With a population of approximately 23 million people and a location that is in close proximity to China, epidemiologists expected that Taiwan would be the next epicenter of the COVID-19 pandemic. After having 668 reported cases of SARS (Severe Acute Respiratory Syndrome) in 2003, Taiwan was well equipped to contain and slow the spread of the COVID-19 virus.
5 Things About COVID-19 in Taiwan
Although Taiwan is close to China and has a population of nearly 23 million, it has done remarkably well in its response to COVID-19. As of July 30, 2020, there have been 467 positive cases and just seven deaths reported. This translates to 20 cases of COVID-19 per one million people living in Taiwan.

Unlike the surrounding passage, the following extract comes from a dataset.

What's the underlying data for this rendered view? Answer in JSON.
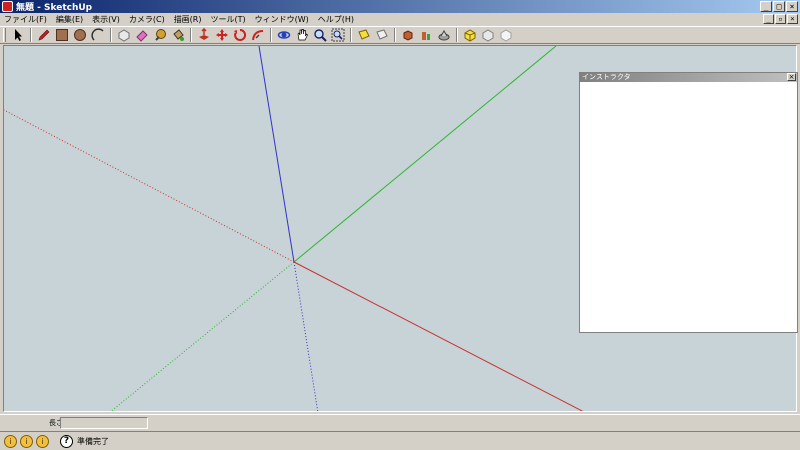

In an effort to help citizens locate where they can purchase masks, more than 1,000 Taiwanese software developers created applications to help citizens understand where masks were available. In early March there were “59 map systems, 21 line applications, three chatbots, 23 mask sales location search systems, 22 apps, five audio systems, two information-sharing systems and one online mask reservation system.”
Wearing a mask in public to prevent the spread of COVID-19 was an early practice in countries like Taiwan. Prior to the rise of the pandemic, Taiwanese manufacturers were producing 1.88 million to 2.44 million face masks per day. In an effort to ensure masks were available to those who needed them, the Government of Taiwan banned the export of masks on January 24, 2020.
During the 2003 SARS outbreak, Taiwan had a robust contact tracing and quarantine system, border and travel regulations, a SARS advisory committee and training on infection control. Although these efforts were initially effective, Taiwan ultimately reported 668 probable cases of SARS. As a result of the severity of the SARS outbreak in the country, Taiwan stepped in quickly with stricter policies to slow the spread of COVID-19 by hosting virtual lectures about COVID-19, implementing travel restrictions, prohibiting large events and quarantine and isolation measures.
Because Taiwan has been able to successfully control the spread of the COVID-19 pandemic, many aspects of daily life have resumed. After approximately three consecutive weeks of no community spread, the Taiwanese Baseball League became the first in the world to allow spectators and fans back into games. On May 8, 2020, the professional baseball league allowed 1,000 fans into their scheduled games to spectate.
As a result of its swift and effective response to COVID-19, Taiwan has been able to return to a semblance of normalcy. Taiwan’s success stems from the government’s quick action, technological assistance as well as hard lessons learned from the SARS pandemic. In light of all the above, it comes as no surprise that Taiwan’s response to COVID-19 ranks as one of the world’s best.
– Maddi Miller